Vote at home empowers voters, letting them decide when, how and where they vote.
- Disenfranchised voters experiencing barriers at the polls
- Seniors and disabled voters who might have trouble getting to the polls
- Rural voters and those on tribal lands a long way from a polling location
- Urban voters without internet access who also suffer as schools move to online education
- Single parents working multiple jobs, juggling family and kids.
- Workers who can't take time off work or might be on a business trip
A landline phone is the only form of communication in many poor, rural communities. No cell phone. No computer. No internet access. Voters without internet access access struggle to learn about Vote-By-Mail options and request their VBM ballot. They are effectively disenfranchised.
Voters call 202-318-7538 and provide their contact details. A voicebot transcribes what they say (or text) and saves the details in a database. Volunteers follow up with the voter to confirm the details and help them request a Vote-By-Mail ballot in states where VBM is allowed.
Andrea Miller, founding board member of the Center For Common Ground is a veteran community organizer. She believes that such disadvantaged voters without internet access can be empowered to vote if they can just make a call to get the help they need. But staffing a phone hotline to field such incoming calls is both expensive and not a good use of resources.
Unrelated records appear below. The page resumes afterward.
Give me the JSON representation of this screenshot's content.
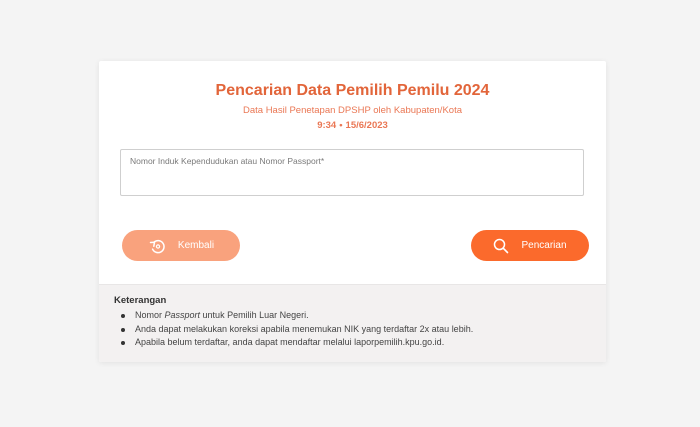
{
  "header": {
    "title": "Pencarian Data Pemilih Pemilu 2024",
    "subtitle": "Data Hasil Penetapan DPSHP oleh Kabupaten/Kota",
    "time": "9:34",
    "separator": "•",
    "date": "15/6/2023"
  },
  "form": {
    "field_label": "Nomor Induk Kependudukan atau Nomor Passport*",
    "field_value": ""
  },
  "buttons": {
    "back_label": "Kembali",
    "back_icon": "back-arrow-icon",
    "search_label": "Pencarian",
    "search_icon": "search-icon"
  },
  "info": {
    "title": "Keterangan",
    "item1_prefix": "Nomor ",
    "item1_italic": "Passport",
    "item1_suffix": " untuk Pemilih Luar Negeri.",
    "item2": "Anda dapat melakukan koreksi apabila menemukan NIK yang terdaftar 2x atau lebih.",
    "item3": "Apabila belum terdaftar, anda dapat mendaftar melalui laporpemilih.kpu.go.id."
  },
  "colors": {
    "accent": "#fb6a2c",
    "accent_light": "#f9a27d",
    "title": "#e2653a"
  }
}
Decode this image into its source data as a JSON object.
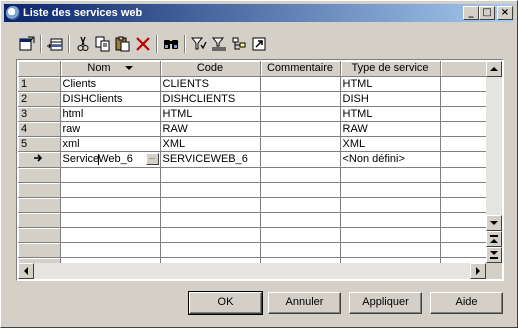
{
  "window": {
    "title": "Liste des services web",
    "controls": {
      "minimize": "_",
      "maximize": "□",
      "close": "×"
    }
  },
  "toolbar": {
    "icons": [
      "properties-icon",
      "insert-row-icon",
      "cut-icon",
      "copy-icon",
      "paste-icon",
      "delete-icon",
      "find-icon",
      "filter-icon",
      "sort-icon",
      "tree-icon",
      "goto-icon"
    ]
  },
  "grid": {
    "columns": [
      "",
      "Nom",
      "Code",
      "Commentaire",
      "Type de service"
    ],
    "rows": [
      {
        "index": "1",
        "nom": "Clients",
        "code": "CLIENTS",
        "commentaire": "",
        "type": "HTML"
      },
      {
        "index": "2",
        "nom": "DISHClients",
        "code": "DISHCLIENTS",
        "commentaire": "",
        "type": "DISH"
      },
      {
        "index": "3",
        "nom": "html",
        "code": "HTML",
        "commentaire": "",
        "type": "HTML"
      },
      {
        "index": "4",
        "nom": "raw",
        "code": "RAW",
        "commentaire": "",
        "type": "RAW"
      },
      {
        "index": "5",
        "nom": "xml",
        "code": "XML",
        "commentaire": "",
        "type": "XML"
      }
    ],
    "editing_row": {
      "nom_before_caret": "Service",
      "nom_after_caret": "Web_6",
      "code": "SERVICEWEB_6",
      "commentaire": "",
      "type": "<Non défini>",
      "ellipsis": "..."
    },
    "empty_rows": 8
  },
  "buttons": {
    "ok": "OK",
    "cancel": "Annuler",
    "apply": "Appliquer",
    "help": "Aide"
  }
}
Chatbots work around the clock, handle incoming calls, transcribe the request and save the details in a database. Volunteers then follow up individually with the requests for help. They can handle requests made by voice, text and Facebook Messenger.
This example shows a text request from Clark Kent being immediately saved in a database.
Call or text 202-318-7538
Provide an imaginary name and address.
Check the database to see the transcribed details you provided.
Vote At Home
"The VBM system builds on the long-trusted and well-ingrained absentee voting process. When implemented fully, ballots are securely mailed to voters who have a variety of options to return them to be counted. Layers of checks and balances ensure the administration and integrity of elections.
Jurisdictions that use vote-at-home systems experience significant cost savings in a variety of ways including being able to focus people power on necessary tasks rather than repetitive admin. Vote at home has wide acceptance in red, blue and purple states, with strong advocates on both sides of the aisle."
Leave no voter behind. New low-cost technology makes it easier for people to get the help they need to vote by mail - during a pandemic and afterwards. Learn more here.